Which lines of the data contain the string "JSON"? Copy every one.

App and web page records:
--

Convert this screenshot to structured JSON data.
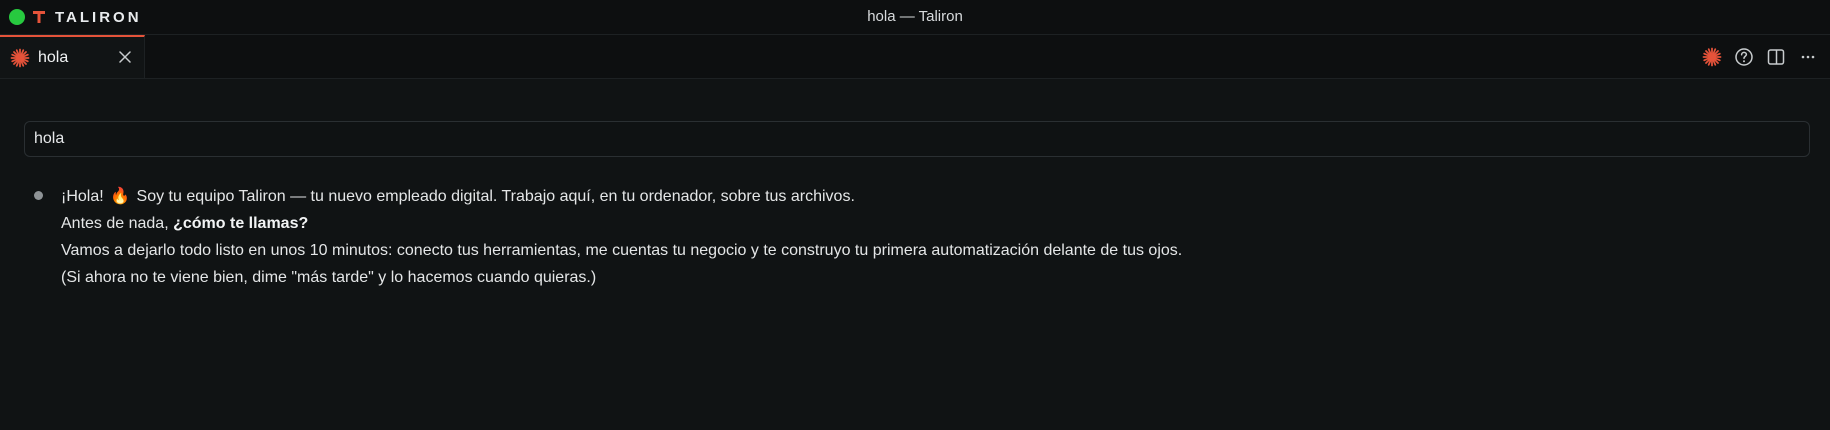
{
  "app": {
    "brand_name": "TALIRON",
    "window_title": "hola — Taliron",
    "accent_color": "#e5533a",
    "status_dot_color": "#27c93f"
  },
  "tabs": [
    {
      "label": "hola",
      "icon": "starburst-icon",
      "active": true
    }
  ],
  "toolbar": {
    "icons": [
      "starburst-icon",
      "help-icon",
      "split-panel-icon",
      "more-icon"
    ]
  },
  "prompt": {
    "value": "hola"
  },
  "message": {
    "line1_prefix": "¡Hola!",
    "line1_emoji": "🔥",
    "line1_suffix": "Soy tu equipo Taliron — tu nuevo empleado digital. Trabajo aquí, en tu ordenador, sobre tus archivos.",
    "line2_prefix": "Antes de nada,",
    "line2_bold": "¿cómo te llamas?",
    "line3": "Vamos a dejarlo todo listo en unos 10 minutos: conecto tus herramientas, me cuentas tu negocio y te construyo tu primera automatización delante de tus ojos.",
    "line4": "(Si ahora no te viene bien, dime \"más tarde\" y lo hacemos cuando quieras.)"
  }
}
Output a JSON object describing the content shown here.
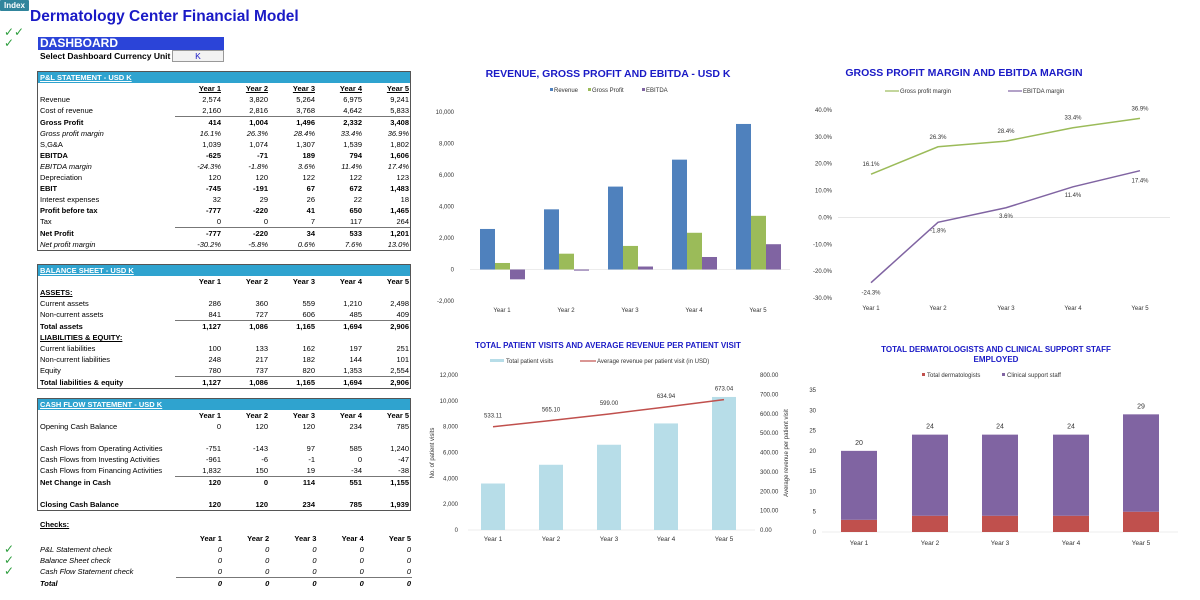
{
  "index_tab": "Index",
  "title": "Dermatology Center Financial Model",
  "dashboard": {
    "header": "DASHBOARD",
    "currency_label": "Select Dashboard Currency Unit",
    "currency_value": "K"
  },
  "years": [
    "Year 1",
    "Year 2",
    "Year 3",
    "Year 4",
    "Year 5"
  ],
  "pl": {
    "title": "P&L STATEMENT - USD K",
    "rows": [
      {
        "label": "Revenue",
        "values": [
          "2,574",
          "3,820",
          "5,264",
          "6,975",
          "9,241"
        ]
      },
      {
        "label": "Cost of revenue",
        "values": [
          "2,160",
          "2,816",
          "3,768",
          "4,642",
          "5,833"
        ]
      },
      {
        "label": "Gross Profit",
        "values": [
          "414",
          "1,004",
          "1,496",
          "2,332",
          "3,408"
        ]
      },
      {
        "label": "Gross profit margin",
        "values": [
          "16.1%",
          "26.3%",
          "28.4%",
          "33.4%",
          "36.9%"
        ]
      },
      {
        "label": "S,G&A",
        "values": [
          "1,039",
          "1,074",
          "1,307",
          "1,539",
          "1,802"
        ]
      },
      {
        "label": "EBITDA",
        "values": [
          "-625",
          "-71",
          "189",
          "794",
          "1,606"
        ]
      },
      {
        "label": "EBITDA margin",
        "values": [
          "-24.3%",
          "-1.8%",
          "3.6%",
          "11.4%",
          "17.4%"
        ]
      },
      {
        "label": "Depreciation",
        "values": [
          "120",
          "120",
          "122",
          "122",
          "123"
        ]
      },
      {
        "label": "EBIT",
        "values": [
          "-745",
          "-191",
          "67",
          "672",
          "1,483"
        ]
      },
      {
        "label": "Interest expenses",
        "values": [
          "32",
          "29",
          "26",
          "22",
          "18"
        ]
      },
      {
        "label": "Profit before tax",
        "values": [
          "-777",
          "-220",
          "41",
          "650",
          "1,465"
        ]
      },
      {
        "label": "Tax",
        "values": [
          "0",
          "0",
          "7",
          "117",
          "264"
        ]
      },
      {
        "label": "Net Profit",
        "values": [
          "-777",
          "-220",
          "34",
          "533",
          "1,201"
        ]
      },
      {
        "label": "Net profit margin",
        "values": [
          "-30.2%",
          "-5.8%",
          "0.6%",
          "7.6%",
          "13.0%"
        ]
      }
    ]
  },
  "bs": {
    "title": "BALANCE SHEET - USD K",
    "assets_label": "ASSETS:",
    "liab_label": "LIABILITIES & EQUITY:",
    "rows": [
      {
        "label": "Current assets",
        "values": [
          "286",
          "360",
          "559",
          "1,210",
          "2,498"
        ]
      },
      {
        "label": "Non-current assets",
        "values": [
          "841",
          "727",
          "606",
          "485",
          "409"
        ]
      },
      {
        "label": "Total assets",
        "values": [
          "1,127",
          "1,086",
          "1,165",
          "1,694",
          "2,906"
        ]
      },
      {
        "label": "Current liabilities",
        "values": [
          "100",
          "133",
          "162",
          "197",
          "251"
        ]
      },
      {
        "label": "Non-current liabilities",
        "values": [
          "248",
          "217",
          "182",
          "144",
          "101"
        ]
      },
      {
        "label": "Equity",
        "values": [
          "780",
          "737",
          "820",
          "1,353",
          "2,554"
        ]
      },
      {
        "label": "Total liabilities & equity",
        "values": [
          "1,127",
          "1,086",
          "1,165",
          "1,694",
          "2,906"
        ]
      }
    ]
  },
  "cf": {
    "title": "CASH FLOW STATEMENT -  USD K",
    "rows": [
      {
        "label": "Opening Cash Balance",
        "values": [
          "0",
          "120",
          "120",
          "234",
          "785"
        ]
      },
      {
        "label": "Cash Flows from Operating Activities",
        "values": [
          "-751",
          "-143",
          "97",
          "585",
          "1,240"
        ]
      },
      {
        "label": "Cash Flows from Investing Activities",
        "values": [
          "-961",
          "-6",
          "-1",
          "0",
          "-47"
        ]
      },
      {
        "label": "Cash Flows from Financing Activities",
        "values": [
          "1,832",
          "150",
          "19",
          "-34",
          "-38"
        ]
      },
      {
        "label": "Net Change in Cash",
        "values": [
          "120",
          "0",
          "114",
          "551",
          "1,155"
        ]
      },
      {
        "label": "Closing Cash Balance",
        "values": [
          "120",
          "120",
          "234",
          "785",
          "1,939"
        ]
      }
    ]
  },
  "checks": {
    "title": "Checks:",
    "rows": [
      {
        "label": "P&L Statement check",
        "values": [
          "0",
          "0",
          "0",
          "0",
          "0"
        ]
      },
      {
        "label": "Balance Sheet check",
        "values": [
          "0",
          "0",
          "0",
          "0",
          "0"
        ]
      },
      {
        "label": "Cash Flow Statement check",
        "values": [
          "0",
          "0",
          "0",
          "0",
          "0"
        ]
      },
      {
        "label": "Total",
        "values": [
          "0",
          "0",
          "0",
          "0",
          "0"
        ]
      }
    ]
  },
  "colors": {
    "revenue": "#4f81bd",
    "gross_profit": "#9bbb59",
    "ebitda": "#8064a2",
    "visits": "#b7dde8",
    "avg_rev": "#c0504d",
    "dermatologists": "#c0504d",
    "support": "#8064a2",
    "title_blue": "#1a1ac6"
  },
  "chart_data": [
    {
      "type": "bar",
      "title": "REVENUE, GROSS PROFIT AND EBITDA - USD K",
      "categories": [
        "Year 1",
        "Year 2",
        "Year 3",
        "Year 4",
        "Year 5"
      ],
      "series": [
        {
          "name": "Revenue",
          "values": [
            2574,
            3820,
            5264,
            6975,
            9241
          ]
        },
        {
          "name": "Gross Profit",
          "values": [
            414,
            1004,
            1496,
            2332,
            3408
          ]
        },
        {
          "name": "EBITDA",
          "values": [
            -625,
            -71,
            189,
            794,
            1606
          ]
        }
      ],
      "yticks": [
        "10,000",
        "8,000",
        "6,000",
        "4,000",
        "2,000",
        "0",
        "-2,000"
      ],
      "ylim": [
        -2000,
        10000
      ],
      "legend": "top"
    },
    {
      "type": "line",
      "title": "GROSS PROFIT MARGIN AND EBITDA MARGIN",
      "categories": [
        "Year 1",
        "Year 2",
        "Year 3",
        "Year 4",
        "Year 5"
      ],
      "series": [
        {
          "name": "Gross profit margin",
          "values": [
            16.1,
            26.3,
            28.4,
            33.4,
            36.9
          ],
          "labels": [
            "16.1%",
            "26.3%",
            "28.4%",
            "33.4%",
            "36.9%"
          ]
        },
        {
          "name": "EBITDA margin",
          "values": [
            -24.3,
            -1.8,
            3.6,
            11.4,
            17.4
          ],
          "labels": [
            "-24.3%",
            "-1.8%",
            "3.6%",
            "11.4%",
            "17.4%"
          ]
        }
      ],
      "yticks": [
        "40.0%",
        "30.0%",
        "20.0%",
        "10.0%",
        "0.0%",
        "-10.0%",
        "-20.0%",
        "-30.0%"
      ],
      "ylim": [
        -30,
        40
      ],
      "legend": "top"
    },
    {
      "type": "bar",
      "title": "TOTAL PATIENT VISITS AND AVERAGE REVENUE PER PATIENT VISIT",
      "categories": [
        "Year 1",
        "Year 2",
        "Year 3",
        "Year 4",
        "Year 5"
      ],
      "series": [
        {
          "name": "Total patient visits",
          "values": [
            3600,
            5050,
            6600,
            8250,
            10300
          ],
          "axis": "left"
        },
        {
          "name": "Average revenue per patient visit (in USD)",
          "values": [
            533.11,
            565.1,
            599.0,
            634.94,
            673.04
          ],
          "labels": [
            "533.11",
            "565.10",
            "599.00",
            "634.94",
            "673.04"
          ],
          "axis": "right",
          "type": "line"
        }
      ],
      "yticks": [
        "12,000",
        "10,000",
        "8,000",
        "6,000",
        "4,000",
        "2,000",
        "0"
      ],
      "y2ticks": [
        "800.00",
        "700.00",
        "600.00",
        "500.00",
        "400.00",
        "300.00",
        "200.00",
        "100.00",
        "0.00"
      ],
      "ylim": [
        0,
        12000
      ],
      "y2lim": [
        0,
        800
      ],
      "ylabel": "No. of  patient visits",
      "y2label": "Average  revenue per patient visit",
      "legend": "top"
    },
    {
      "type": "bar",
      "stacked": true,
      "title": "TOTAL DERMATOLOGISTS AND CLINICAL SUPPORT STAFF EMPLOYED",
      "categories": [
        "Year 1",
        "Year 2",
        "Year 3",
        "Year 4",
        "Year 5"
      ],
      "series": [
        {
          "name": "Total dermatologists",
          "values": [
            3,
            4,
            4,
            4,
            5
          ]
        },
        {
          "name": "Clinical support staff",
          "values": [
            17,
            20,
            20,
            20,
            24
          ]
        }
      ],
      "totals": [
        "20",
        "24",
        "24",
        "24",
        "29"
      ],
      "yticks": [
        "35",
        "30",
        "25",
        "20",
        "15",
        "10",
        "5",
        "0"
      ],
      "ylim": [
        0,
        35
      ],
      "legend": "top"
    }
  ]
}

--

_Written response_.
Convert this screenshot to structured JSON data.
Output a JSON object describing the content shown here.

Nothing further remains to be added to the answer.